“We had at first assumed that the shark teeth were remains of the food dumped nearly 3,000 years ago, but when we submitted a paper for publication, one of the reviewers pointed out that the one of the teeth could only have come from a Late Cretaceous shark that had been extinct for at least 66 million years,” Dr. Tuetken said. “That sent us back to the samples, where measuring organic matter, elemental composition, and the crystallinity of the teeth confirmed that indeed all shark teeth were fossils.” “Their strontium isotope composition indicates an age of about 80 million years.” “This confirmed that all 29 shark teeth found in the City of David were Late Cretaceous fossils, contemporary with dinosaurs.”
“More than that, they were not simply weathered out of the bedrock beneath the site, but were probably transported from afar, possibly from the Negev, at least 80 km (50 miles) away, where similar fossils are found.” “Our working hypothesis is that the teeth were brought together by collectors, but we don’t have anything to confirm that,” he said.

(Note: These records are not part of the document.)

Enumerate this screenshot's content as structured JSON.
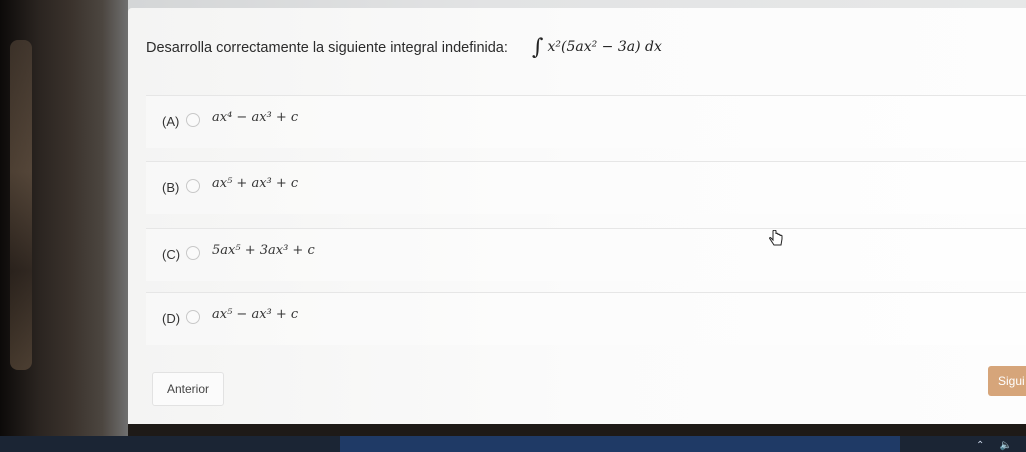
{
  "question": {
    "prompt": "Desarrolla correctamente la siguiente integral indefinida:",
    "integral_sign": "∫",
    "integrand": "x²(5ax² − 3a) dx"
  },
  "options": [
    {
      "letter": "(A)",
      "formula": "ax⁴ − ax³ + c"
    },
    {
      "letter": "(B)",
      "formula": "ax⁵ + ax³ + c"
    },
    {
      "letter": "(C)",
      "formula": "5ax⁵ + 3ax³ + c"
    },
    {
      "letter": "(D)",
      "formula": "ax⁵ − ax³ + c"
    }
  ],
  "buttons": {
    "previous": "Anterior",
    "next": "Sigui"
  },
  "colors": {
    "next_button": "#d6a57a",
    "card": "#fbfbfb",
    "taskbar": "#1f3a66"
  },
  "icons": {
    "cursor": "hand-pointer-icon",
    "radio": "radio-circle-icon"
  }
}
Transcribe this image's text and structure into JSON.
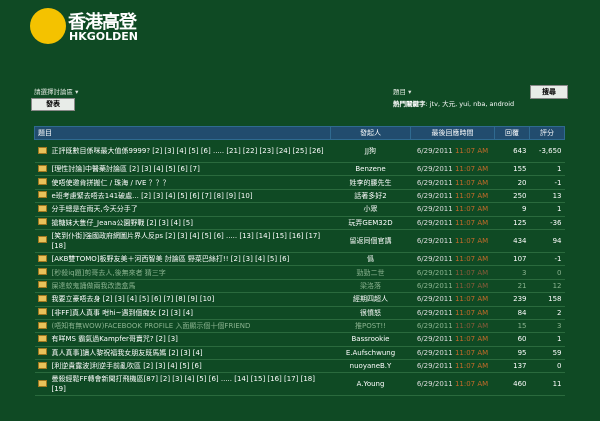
{
  "logo": {
    "cn": "香港高登",
    "en": "HKGOLDEN"
  },
  "forum_select": "請選擇討論區 ▾",
  "post_button": "發表",
  "search_label": "題目 ▾",
  "search_button": "搜尋",
  "hot_keywords_label": "熱門關鍵字",
  "hot_keywords": ": jtv, 大元, yui, nba, android",
  "table_headers": {
    "title": "題目",
    "author": "發起人",
    "last_reply": "最後回應時間",
    "replies": "回覆",
    "rating": "評分"
  },
  "rows": [
    {
      "title": "正評既數目係咪最大值係9999?",
      "pages": "[2] [3] [4] [5] [6] ..... [21] [22] [23] [24] [25] [26]",
      "author": "JJ狗",
      "date": "6/29/2011",
      "time": "11:07 AM",
      "replies": "643",
      "rating": "-3,650",
      "tall": true
    },
    {
      "title": "[理性討論]中醫藥討論區",
      "pages": "[2] [3] [4] [5] [6] [7]",
      "author": "Benzene",
      "date": "6/29/2011",
      "time": "11:07 AM",
      "replies": "155",
      "rating": "1"
    },
    {
      "title": "使唔使邀肯拼搬仁 / 珠海 / IVE ？？？",
      "pages": "",
      "author": "姓李的腰先生",
      "date": "6/29/2011",
      "time": "11:07 AM",
      "replies": "20",
      "rating": "-1"
    },
    {
      "title": "e班考慮緊去唔去141破處...",
      "pages": "[2] [3] [4] [5] [6] [7] [8] [9] [10]",
      "author": "話著多好2",
      "date": "6/29/2011",
      "time": "11:07 AM",
      "replies": "250",
      "rating": "13"
    },
    {
      "title": "分手總是在雨天,今天分手了",
      "pages": "",
      "author": "小眾",
      "date": "6/29/2011",
      "time": "11:07 AM",
      "replies": "9",
      "rating": "1"
    },
    {
      "title": "搶糖妹大隻仔_Jeana公園野戰",
      "pages": "[2] [3] [4] [5]",
      "author": "玩弄GEM32D",
      "date": "6/29/2011",
      "time": "11:07 AM",
      "replies": "125",
      "rating": "-36"
    },
    {
      "title": "[笑到仆街]強國政府網圖片界人反ps",
      "pages": "[2] [3] [4] [5] [6] ..... [13] [14] [15] [16] [17] [18]",
      "author": "留返同個官講",
      "date": "6/29/2011",
      "time": "11:07 AM",
      "replies": "434",
      "rating": "94",
      "tall": true
    },
    {
      "title": "[AKB雙TOMO]板野友美＋河西智美 討論區 野菜巴絲打!!",
      "pages": "[2] [3] [4] [5] [6]",
      "author": "僞",
      "date": "6/29/2011",
      "time": "11:07 AM",
      "replies": "107",
      "rating": "-1"
    },
    {
      "title": "[秒殺iq題]剪哥去人,後無來者 猜三字",
      "pages": "",
      "author": "勁勁二世",
      "date": "6/29/2011",
      "time": "11:07 AM",
      "replies": "3",
      "rating": "0",
      "grey": true
    },
    {
      "title": "屎達蚊鬼誦做兩我改造盒馬",
      "pages": "",
      "author": "梁洛落",
      "date": "6/29/2011",
      "time": "11:07 AM",
      "replies": "21",
      "rating": "12",
      "grey": true
    },
    {
      "title": "我要立豪唔去身",
      "pages": "[2] [3] [4] [5] [6] [7] [8] [9] [10]",
      "author": "經期四超人",
      "date": "6/29/2011",
      "time": "11:07 AM",
      "replies": "239",
      "rating": "158"
    },
    {
      "title": "[非FF]真人真事 咁hi~遇到個痴女",
      "pages": "[2] [3] [4]",
      "author": "很憤怒",
      "date": "6/29/2011",
      "time": "11:07 AM",
      "replies": "84",
      "rating": "2"
    },
    {
      "title": "(唔知有無WOW)FACEBOOK PROFILE 入面顯示個十個FRIEND",
      "pages": "",
      "author": "推POST!!",
      "date": "6/29/2011",
      "time": "11:07 AM",
      "replies": "15",
      "rating": "3",
      "grey": true
    },
    {
      "title": "有咩MS 霸氣過Kampfer哥賣咒?",
      "pages": "[2] [3]",
      "author": "Bassrookie",
      "date": "6/29/2011",
      "time": "11:07 AM",
      "replies": "60",
      "rating": "1"
    },
    {
      "title": "真人真事]讀人黎祝福我女朋友既馬媽",
      "pages": "[2] [3] [4]",
      "author": "E.Aufschwung",
      "date": "6/29/2011",
      "time": "11:07 AM",
      "replies": "95",
      "rating": "59"
    },
    {
      "title": "[利逆貴露波]利逆手前亂吹區",
      "pages": "[2] [3] [4] [5] [6]",
      "author": "nuoyaneB.Y",
      "date": "6/29/2011",
      "time": "11:07 AM",
      "replies": "137",
      "rating": "0"
    },
    {
      "title": "曼殺經鬆FF轉會新聞打飛機區[87]",
      "pages": "[2] [3] [4] [5] [6] ..... [14] [15] [16] [17] [18] [19]",
      "author": "A.Young",
      "date": "6/29/2011",
      "time": "11:07 AM",
      "replies": "460",
      "rating": "11",
      "tall": true
    }
  ]
}
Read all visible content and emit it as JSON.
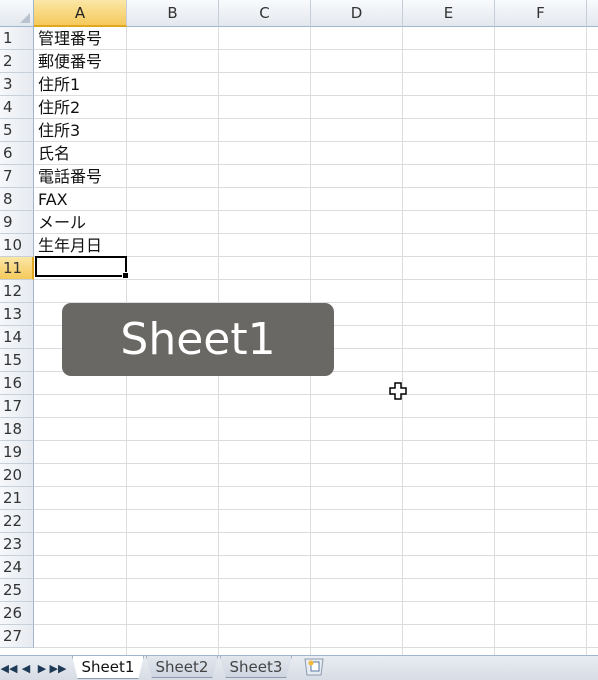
{
  "columns": [
    "A",
    "B",
    "C",
    "D",
    "E",
    "F"
  ],
  "rows": [
    "1",
    "2",
    "3",
    "4",
    "5",
    "6",
    "7",
    "8",
    "9",
    "10",
    "11",
    "12",
    "13",
    "14",
    "15",
    "16",
    "17",
    "18",
    "19",
    "20",
    "21",
    "22",
    "23",
    "24",
    "25",
    "26",
    "27"
  ],
  "cells": {
    "a1": "管理番号",
    "a2": "郵便番号",
    "a3": "住所1",
    "a4": "住所2",
    "a5": "住所3",
    "a6": "氏名",
    "a7": "電話番号",
    "a8": "FAX",
    "a9": "メール",
    "a10": "生年月日",
    "a11": ""
  },
  "active_cell": "A11",
  "overlay_label": "Sheet1",
  "tabs": [
    "Sheet1",
    "Sheet2",
    "Sheet3"
  ],
  "active_tab": "Sheet1",
  "nav": {
    "first": "◀◀",
    "prev": "◀",
    "next": "▶",
    "last": "▶▶"
  },
  "colors": {
    "selection_header": "#f5c95b",
    "gridline": "#dadcdd",
    "overlay_bg": "#5f5c58"
  }
}
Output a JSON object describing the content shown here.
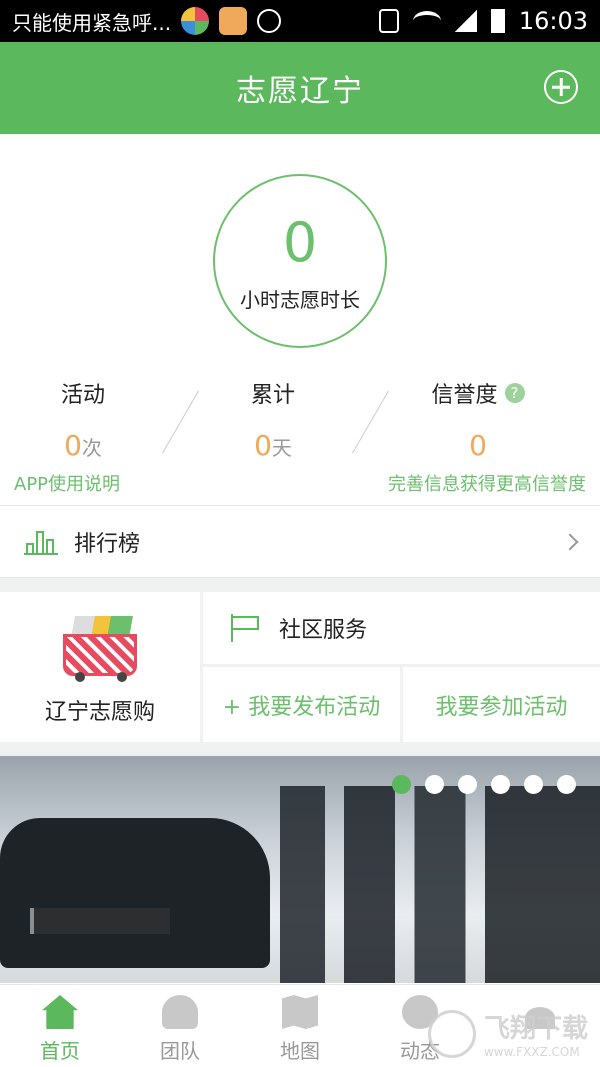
{
  "status_bar": {
    "notification_text": "只能使用紧急呼...",
    "time": "16:03"
  },
  "header": {
    "title": "志愿辽宁"
  },
  "summary": {
    "hours_value": "0",
    "hours_label": "小时志愿时长",
    "stats": [
      {
        "label": "活动",
        "value": "0",
        "unit": "次"
      },
      {
        "label": "累计",
        "value": "0",
        "unit": "天"
      },
      {
        "label": "信誉度",
        "value": "0",
        "unit": "",
        "help": "?"
      }
    ],
    "app_help_link": "APP使用说明",
    "credit_tip_link": "完善信息获得更高信誉度"
  },
  "ranking": {
    "label": "排行榜"
  },
  "shop": {
    "label": "辽宁志愿购"
  },
  "community": {
    "label": "社区服务",
    "publish_label": "+ 我要发布活动",
    "join_label": "我要参加活动"
  },
  "banner": {
    "active_index": 0,
    "total": 6
  },
  "tabs": [
    {
      "label": "首页",
      "icon": "home-icon",
      "active": true
    },
    {
      "label": "团队",
      "icon": "team-icon",
      "active": false
    },
    {
      "label": "地图",
      "icon": "map-icon",
      "active": false
    },
    {
      "label": "动态",
      "icon": "chat-icon",
      "active": false
    },
    {
      "label": "",
      "icon": "profile-icon",
      "active": false
    }
  ],
  "watermark": {
    "brand": "飞翔下载",
    "url": "www.FXXZ.COM"
  },
  "colors": {
    "primary": "#5cb85c",
    "accent_orange": "#f0a95a"
  }
}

“There are no wear marks which might show that they were used as tools, and no drill holes to indicate that they may have been jewelry.” “We know that there is a market for shark’s teeth even today, so it may be that there was an Iron Age trend for collecting such items. This was a period of riches in the Judean Court.”